This Minnesota summer has seen a long, hot spell combined with a drought. Every day, we water and cross our fingers that it might rain a little, soon. It’s also way too hot to do any kind of baking. That’s the perfect time to use that grill to your advantage. I embrace the heat, and make grilled vegetables and tofu.

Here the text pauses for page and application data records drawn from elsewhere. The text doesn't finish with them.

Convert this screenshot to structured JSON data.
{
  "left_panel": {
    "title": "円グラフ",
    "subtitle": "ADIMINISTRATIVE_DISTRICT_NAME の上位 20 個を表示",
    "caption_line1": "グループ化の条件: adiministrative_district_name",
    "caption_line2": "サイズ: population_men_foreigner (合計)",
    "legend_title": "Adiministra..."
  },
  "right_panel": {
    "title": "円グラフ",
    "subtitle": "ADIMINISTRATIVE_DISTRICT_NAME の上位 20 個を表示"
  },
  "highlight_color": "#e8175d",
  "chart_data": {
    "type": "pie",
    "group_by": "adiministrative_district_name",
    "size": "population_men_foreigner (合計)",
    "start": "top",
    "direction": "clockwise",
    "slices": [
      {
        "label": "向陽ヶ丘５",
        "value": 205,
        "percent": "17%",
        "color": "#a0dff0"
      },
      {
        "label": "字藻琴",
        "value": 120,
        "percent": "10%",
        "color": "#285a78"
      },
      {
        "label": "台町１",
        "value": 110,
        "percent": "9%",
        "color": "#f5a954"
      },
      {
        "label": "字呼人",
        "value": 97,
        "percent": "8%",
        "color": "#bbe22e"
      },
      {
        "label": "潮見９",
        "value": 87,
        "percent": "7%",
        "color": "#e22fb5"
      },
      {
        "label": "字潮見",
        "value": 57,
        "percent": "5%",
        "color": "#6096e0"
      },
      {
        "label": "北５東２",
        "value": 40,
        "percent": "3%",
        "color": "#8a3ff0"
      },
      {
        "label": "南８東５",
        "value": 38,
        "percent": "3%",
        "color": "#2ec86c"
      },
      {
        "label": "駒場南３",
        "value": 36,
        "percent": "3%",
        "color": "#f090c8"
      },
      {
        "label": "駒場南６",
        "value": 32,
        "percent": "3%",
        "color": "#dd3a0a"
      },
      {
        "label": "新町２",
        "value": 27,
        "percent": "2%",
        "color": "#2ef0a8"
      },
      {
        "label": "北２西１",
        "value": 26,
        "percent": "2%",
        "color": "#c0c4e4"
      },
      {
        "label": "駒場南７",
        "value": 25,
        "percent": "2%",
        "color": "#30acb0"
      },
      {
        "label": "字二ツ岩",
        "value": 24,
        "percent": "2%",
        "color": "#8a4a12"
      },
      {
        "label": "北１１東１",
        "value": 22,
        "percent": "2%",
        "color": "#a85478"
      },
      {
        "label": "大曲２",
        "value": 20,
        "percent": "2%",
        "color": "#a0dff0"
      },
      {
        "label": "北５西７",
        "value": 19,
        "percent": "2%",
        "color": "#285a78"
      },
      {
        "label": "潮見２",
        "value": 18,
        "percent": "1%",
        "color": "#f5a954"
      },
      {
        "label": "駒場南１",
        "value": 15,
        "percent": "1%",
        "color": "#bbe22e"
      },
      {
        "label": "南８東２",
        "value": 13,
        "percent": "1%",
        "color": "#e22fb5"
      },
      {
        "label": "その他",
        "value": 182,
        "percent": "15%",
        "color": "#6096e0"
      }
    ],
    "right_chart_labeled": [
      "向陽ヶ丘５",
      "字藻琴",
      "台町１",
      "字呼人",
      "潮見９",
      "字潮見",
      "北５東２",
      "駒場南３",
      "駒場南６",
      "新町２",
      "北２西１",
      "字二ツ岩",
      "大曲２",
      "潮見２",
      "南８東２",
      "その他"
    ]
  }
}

Of course, it is zucchini season, so you might well have an overload of zukes that shouldn’t go to waste. This method is a showy, fun way to put them to use. The first thing you need is a delicious sauce. I stirred up an easy, no-cook peanut-hoisin sauce in a flash. Then The veggies. I did blanch the brussels sprouts for one minute, just to help them cook through on the grill without drying out. The tofu got a sprinkle of tamari and sesame oil for a bit of flavor beneath the sauce. But the fun piece is the weaving of zucchini ribbons onto the skewers. Watch the video, for a quick demo. You’ll need a mandoline or a chop top box to slice the zucchini evenly and thinly.
Mealtess Grilling is the Best! In this recipe, I grill the tomatoes, corn and hot peppers, for a bit of charred flavor in the salsa. The heat sweetens the corn, giving it a bit of caramelization as it cooks. My skewered grape tomatoes become soft and juicy, as their skins blister and blacken. Two hot chilies mellow and become friendly, and it is easy to slip the skin away, if you choose to do so.
The real fun starts when you grill fresh chips and tostada shells. Instead of buying a bag of tortillas, serving tacos once or twice, then watching them languish in the fridge, I now make them into grilled chips and shells. No need to heat a pot of oil to deep fry your tortillas, when the grill will make them into crispy chips in a couple of minutes.
You’ve probably seen purslane, growing out of cracks in the sidewalk, or filling in between the rows in your garden. I know I’ve yanked out bushels of the stuff, over the years. It took me a while to figure out that the vigorous “weed” was actually very valuable. You see, as vegetarians, we should be farming this stuff, and eating more of it than spinach.
I usually steer clear of talking about weight loss. There are plenty of people hyping products and pitching miracle weight loss foods. That’s not my thing at all- I believe in eating a balanced diet of real, whole foods. But yes, sometimes I get out of balance and start adding on a pound or two. That is when I steer toward foods that are filling but lower in calories. This Cantaloupe and Raspberry Kanten is a perfect snack or dessert for those moments.
Lately, I’ve been hearing that faraway chime that quickens my heart, although it’s been years since I bought anything from the ice cream truck. The repetitive tune is Proustian, striking a spot in my brain that connects it to lazy summer afternoons of long ago. Those endless, nowhere-to-be and nothing-important-to-do kinds of days were made extra special by the arrival of the “Jingle Skoot” truck, with icy sweet confections for a few pieces of change. Like Fudgesicles.
Moroccan food is a treasure trove of plant based flavors. Their traditional dishes, like tagine, are usually graced with plenty of vegetables, spices, sweet and tart balance, and fresh herbs. When I visit Moroccan restaurants, though, the vegetarian tagine is usually pretty bland, while the meat based dishes get all the attention. That is why I like to make my own versions of Moroccan food, and borrow the combinations from the meaty recipes and use them to make spectacularly tasty plant based dishes.
Like this Moroccan B’Stilla. Based on a pie usually made with poultry, this one is packed with dried fruit, spices, chickpeas, almonds, and a hit of coconut milk and lemon. Instead of the hard-to-find Brik pastry, I used easy to get filo dough, and basted it with refined coconut oil instead of butter. The result is a gorgeous, bronzed ruffle of crisp filo, encasing an intense, sweet-savory filling.